● **WHAT YOU WILL DO**: Repeat each entry in the listing word for word.

● **SUPPLIED RECORDS**:
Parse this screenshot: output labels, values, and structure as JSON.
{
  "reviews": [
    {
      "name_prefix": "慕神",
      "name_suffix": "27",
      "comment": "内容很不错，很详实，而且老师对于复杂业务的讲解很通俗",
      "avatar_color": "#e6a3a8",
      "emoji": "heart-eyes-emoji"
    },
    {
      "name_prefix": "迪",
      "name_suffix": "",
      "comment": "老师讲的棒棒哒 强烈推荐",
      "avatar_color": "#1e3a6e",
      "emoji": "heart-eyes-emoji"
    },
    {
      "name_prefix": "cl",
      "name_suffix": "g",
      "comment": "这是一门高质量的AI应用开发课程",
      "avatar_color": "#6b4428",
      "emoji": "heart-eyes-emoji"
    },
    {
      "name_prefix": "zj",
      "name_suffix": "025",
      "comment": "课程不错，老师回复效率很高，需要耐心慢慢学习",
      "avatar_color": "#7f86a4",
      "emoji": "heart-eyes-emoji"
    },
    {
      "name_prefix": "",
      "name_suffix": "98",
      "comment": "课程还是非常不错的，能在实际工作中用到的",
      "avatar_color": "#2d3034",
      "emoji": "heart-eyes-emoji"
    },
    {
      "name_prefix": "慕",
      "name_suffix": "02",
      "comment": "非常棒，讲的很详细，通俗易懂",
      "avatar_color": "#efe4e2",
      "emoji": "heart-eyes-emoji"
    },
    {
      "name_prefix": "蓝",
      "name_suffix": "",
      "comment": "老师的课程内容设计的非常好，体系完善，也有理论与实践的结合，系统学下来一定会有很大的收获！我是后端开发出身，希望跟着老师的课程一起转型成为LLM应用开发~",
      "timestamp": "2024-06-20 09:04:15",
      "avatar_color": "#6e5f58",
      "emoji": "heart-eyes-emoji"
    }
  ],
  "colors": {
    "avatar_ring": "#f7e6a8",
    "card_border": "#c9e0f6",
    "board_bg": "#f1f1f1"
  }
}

● **OUTPUT FOR THIS EXERCISE**:
Parse this screenshot: output labels, values, and structure as JSON.
{
  "reviews": [
    {
      "name_prefix": "慕神",
      "name_suffix": "27",
      "comment": "内容很不错，很详实，而且老师对于复杂业务的讲解很通俗",
      "avatar_color": "#e6a3a8",
      "emoji": "heart-eyes-emoji"
    },
    {
      "name_prefix": "迪",
      "name_suffix": "",
      "comment": "老师讲的棒棒哒 强烈推荐",
      "avatar_color": "#1e3a6e",
      "emoji": "heart-eyes-emoji"
    },
    {
      "name_prefix": "cl",
      "name_suffix": "g",
      "comment": "这是一门高质量的AI应用开发课程",
      "avatar_color": "#6b4428",
      "emoji": "heart-eyes-emoji"
    },
    {
      "name_prefix": "zj",
      "name_suffix": "025",
      "comment": "课程不错，老师回复效率很高，需要耐心慢慢学习",
      "avatar_color": "#7f86a4",
      "emoji": "heart-eyes-emoji"
    },
    {
      "name_prefix": "",
      "name_suffix": "98",
      "comment": "课程还是非常不错的，能在实际工作中用到的",
      "avatar_color": "#2d3034",
      "emoji": "heart-eyes-emoji"
    },
    {
      "name_prefix": "慕",
      "name_suffix": "02",
      "comment": "非常棒，讲的很详细，通俗易懂",
      "avatar_color": "#efe4e2",
      "emoji": "heart-eyes-emoji"
    },
    {
      "name_prefix": "蓝",
      "name_suffix": "",
      "comment": "老师的课程内容设计的非常好，体系完善，也有理论与实践的结合，系统学下来一定会有很大的收获！我是后端开发出身，希望跟着老师的课程一起转型成为LLM应用开发~",
      "timestamp": "2024-06-20 09:04:15",
      "avatar_color": "#6e5f58",
      "emoji": "heart-eyes-emoji"
    }
  ],
  "colors": {
    "avatar_ring": "#f7e6a8",
    "card_border": "#c9e0f6",
    "board_bg": "#f1f1f1"
  }
}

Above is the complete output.